Sho Yokota ; Faculty of Science and Engineering, Setsunan Uniersity, Neyagawa, Osaka, Japan ; Hiroshi Hashimoto ; Daisuke Chugo ; Kuniaki Kawabata

This paper found out the standard human motion which is exemplar motion for letting robot's motion approximate to human motion, and evaluated the human impression to the robot motion. The problems in case of finding out the standard human motion is how to specify one motion from different motions caused by individual physical characteristics and peculiarities. We have solved above problem by following method. First, the fundamental component was extracted from individual time series motion data by using Desecrate Fourier Transform, in order to remove walking cycle and noises and to easily map a motion to the phase plane. Next, the extracted individual fundamental components were plotted on the phase plane. Afterwards, individual patterns on the phase plane were fitted to the one ellipse by using least-squares method. And we regarded this ellipse as the standard human motion. This ellipse trajectory integrates motions even if different motion in time domain, and can absorb different motion cycle and amplitude caused by individual physical characteristics and peculiarities. Last, this ellipse trajectory was expressed as the time series functions by inverse mapping from phase to time domain, and they were implemented to the robot to replay the standard human motion in the simulation. Finally, in order to discuss the human impression from replayed standard human motion, the evaluation experiment using Semantic Differential (SD) Method was conducted. From the experimental results, the proposed motion design can let the robot motion approximate to the human motion, because the standard human motion is the fundamental motion among individuals and gives positive impression to users.

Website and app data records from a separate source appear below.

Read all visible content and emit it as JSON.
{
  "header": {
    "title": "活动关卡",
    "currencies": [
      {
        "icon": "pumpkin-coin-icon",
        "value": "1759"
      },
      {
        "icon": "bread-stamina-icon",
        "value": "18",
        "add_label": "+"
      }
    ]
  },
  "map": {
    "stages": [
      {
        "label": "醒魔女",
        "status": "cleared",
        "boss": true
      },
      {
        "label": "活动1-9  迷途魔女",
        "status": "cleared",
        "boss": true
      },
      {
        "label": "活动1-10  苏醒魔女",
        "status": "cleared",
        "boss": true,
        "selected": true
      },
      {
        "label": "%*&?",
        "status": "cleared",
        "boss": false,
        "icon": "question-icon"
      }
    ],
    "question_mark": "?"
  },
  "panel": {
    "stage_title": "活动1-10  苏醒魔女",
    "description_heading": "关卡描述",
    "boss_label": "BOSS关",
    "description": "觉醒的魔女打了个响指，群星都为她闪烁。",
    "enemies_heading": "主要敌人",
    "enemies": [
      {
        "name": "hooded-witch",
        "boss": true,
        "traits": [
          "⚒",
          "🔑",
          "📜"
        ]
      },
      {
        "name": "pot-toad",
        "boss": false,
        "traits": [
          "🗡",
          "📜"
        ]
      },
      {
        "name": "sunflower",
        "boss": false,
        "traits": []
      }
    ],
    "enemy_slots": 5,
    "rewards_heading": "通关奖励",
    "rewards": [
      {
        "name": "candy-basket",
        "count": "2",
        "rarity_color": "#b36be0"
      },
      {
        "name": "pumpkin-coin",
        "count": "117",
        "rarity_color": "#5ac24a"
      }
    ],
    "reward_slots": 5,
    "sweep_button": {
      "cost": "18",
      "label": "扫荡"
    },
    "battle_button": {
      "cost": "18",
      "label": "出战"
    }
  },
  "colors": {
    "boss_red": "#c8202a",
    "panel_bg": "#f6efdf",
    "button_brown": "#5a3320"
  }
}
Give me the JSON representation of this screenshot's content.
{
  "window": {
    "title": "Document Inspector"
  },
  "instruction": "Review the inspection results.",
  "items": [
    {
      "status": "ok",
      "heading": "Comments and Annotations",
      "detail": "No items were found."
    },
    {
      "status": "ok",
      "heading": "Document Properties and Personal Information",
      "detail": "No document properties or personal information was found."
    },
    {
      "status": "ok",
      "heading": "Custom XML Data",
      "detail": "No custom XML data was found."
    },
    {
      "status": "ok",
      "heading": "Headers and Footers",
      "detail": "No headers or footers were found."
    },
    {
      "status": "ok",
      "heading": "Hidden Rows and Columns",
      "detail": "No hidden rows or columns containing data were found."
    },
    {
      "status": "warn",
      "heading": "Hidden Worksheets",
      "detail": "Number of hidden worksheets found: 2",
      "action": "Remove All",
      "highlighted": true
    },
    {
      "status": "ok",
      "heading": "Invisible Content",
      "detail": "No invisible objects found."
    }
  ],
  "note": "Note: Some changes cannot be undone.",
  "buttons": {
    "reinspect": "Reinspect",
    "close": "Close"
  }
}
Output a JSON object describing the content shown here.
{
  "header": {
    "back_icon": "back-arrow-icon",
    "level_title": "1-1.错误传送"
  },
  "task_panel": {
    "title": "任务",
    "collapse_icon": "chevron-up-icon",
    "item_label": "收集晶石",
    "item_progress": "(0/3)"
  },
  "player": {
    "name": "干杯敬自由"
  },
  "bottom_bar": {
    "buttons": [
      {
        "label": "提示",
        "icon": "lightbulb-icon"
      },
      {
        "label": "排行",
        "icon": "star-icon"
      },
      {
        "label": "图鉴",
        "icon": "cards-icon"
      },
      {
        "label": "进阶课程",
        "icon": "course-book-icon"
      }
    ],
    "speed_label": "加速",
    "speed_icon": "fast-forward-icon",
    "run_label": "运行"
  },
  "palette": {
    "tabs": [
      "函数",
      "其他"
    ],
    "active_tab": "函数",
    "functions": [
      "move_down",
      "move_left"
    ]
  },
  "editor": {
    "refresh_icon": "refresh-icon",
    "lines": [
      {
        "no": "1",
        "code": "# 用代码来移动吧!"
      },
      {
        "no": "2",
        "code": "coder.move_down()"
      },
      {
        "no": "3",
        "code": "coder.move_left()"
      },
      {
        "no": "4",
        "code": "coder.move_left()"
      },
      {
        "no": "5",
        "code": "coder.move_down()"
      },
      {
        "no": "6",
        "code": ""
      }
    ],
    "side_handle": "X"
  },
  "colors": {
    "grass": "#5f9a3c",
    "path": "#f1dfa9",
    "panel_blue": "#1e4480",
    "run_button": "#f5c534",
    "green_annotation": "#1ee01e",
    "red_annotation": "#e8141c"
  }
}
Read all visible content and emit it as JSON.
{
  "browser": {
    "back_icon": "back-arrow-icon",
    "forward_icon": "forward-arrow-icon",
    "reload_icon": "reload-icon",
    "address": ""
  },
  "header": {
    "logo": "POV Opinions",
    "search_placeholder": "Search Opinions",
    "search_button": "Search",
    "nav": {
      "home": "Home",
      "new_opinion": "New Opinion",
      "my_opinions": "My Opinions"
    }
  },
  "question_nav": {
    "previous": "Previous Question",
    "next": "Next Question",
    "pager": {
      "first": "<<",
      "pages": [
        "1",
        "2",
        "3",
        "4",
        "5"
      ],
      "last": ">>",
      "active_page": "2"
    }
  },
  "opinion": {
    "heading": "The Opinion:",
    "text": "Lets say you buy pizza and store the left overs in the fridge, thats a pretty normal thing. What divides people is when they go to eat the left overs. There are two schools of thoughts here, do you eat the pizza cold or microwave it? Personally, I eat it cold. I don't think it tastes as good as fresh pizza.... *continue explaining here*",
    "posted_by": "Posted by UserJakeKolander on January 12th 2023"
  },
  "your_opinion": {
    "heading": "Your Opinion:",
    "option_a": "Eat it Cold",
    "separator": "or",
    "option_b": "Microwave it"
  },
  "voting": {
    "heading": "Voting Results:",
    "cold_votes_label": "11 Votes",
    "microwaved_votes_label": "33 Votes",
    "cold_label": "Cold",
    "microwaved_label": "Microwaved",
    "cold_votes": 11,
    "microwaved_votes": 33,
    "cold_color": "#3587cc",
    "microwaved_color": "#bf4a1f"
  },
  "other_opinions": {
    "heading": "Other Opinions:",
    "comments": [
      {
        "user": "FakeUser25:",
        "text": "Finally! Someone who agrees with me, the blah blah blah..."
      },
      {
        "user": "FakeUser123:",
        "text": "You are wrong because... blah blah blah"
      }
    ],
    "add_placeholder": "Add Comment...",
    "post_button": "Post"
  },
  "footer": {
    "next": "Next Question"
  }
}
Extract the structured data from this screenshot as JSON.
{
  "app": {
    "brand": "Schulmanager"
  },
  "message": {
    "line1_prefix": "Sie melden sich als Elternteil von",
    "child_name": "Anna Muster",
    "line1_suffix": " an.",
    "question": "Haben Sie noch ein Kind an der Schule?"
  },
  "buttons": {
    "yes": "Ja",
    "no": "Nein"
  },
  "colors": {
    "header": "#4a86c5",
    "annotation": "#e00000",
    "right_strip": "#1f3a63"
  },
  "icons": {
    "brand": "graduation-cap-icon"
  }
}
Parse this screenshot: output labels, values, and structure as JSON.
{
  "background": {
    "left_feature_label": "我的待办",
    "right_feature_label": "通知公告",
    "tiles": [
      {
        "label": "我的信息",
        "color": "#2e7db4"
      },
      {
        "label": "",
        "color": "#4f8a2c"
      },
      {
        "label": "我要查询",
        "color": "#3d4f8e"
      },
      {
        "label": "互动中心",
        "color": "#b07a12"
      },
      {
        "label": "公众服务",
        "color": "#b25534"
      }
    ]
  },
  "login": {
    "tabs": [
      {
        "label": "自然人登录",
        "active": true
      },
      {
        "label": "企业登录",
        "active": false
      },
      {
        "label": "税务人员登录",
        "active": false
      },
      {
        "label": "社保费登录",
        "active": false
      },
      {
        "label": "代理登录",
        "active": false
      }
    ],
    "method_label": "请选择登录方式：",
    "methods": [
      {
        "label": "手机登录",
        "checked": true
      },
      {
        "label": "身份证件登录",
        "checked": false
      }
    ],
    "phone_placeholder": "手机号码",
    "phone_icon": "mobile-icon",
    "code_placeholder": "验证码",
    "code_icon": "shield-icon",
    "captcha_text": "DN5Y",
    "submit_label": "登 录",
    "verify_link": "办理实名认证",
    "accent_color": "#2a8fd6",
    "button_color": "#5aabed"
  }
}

Published in:

IECON 2012 - 38th Annual Conference on IEEE Industrial Electronics Society

Date of Conference:

25-28 Oct. 2012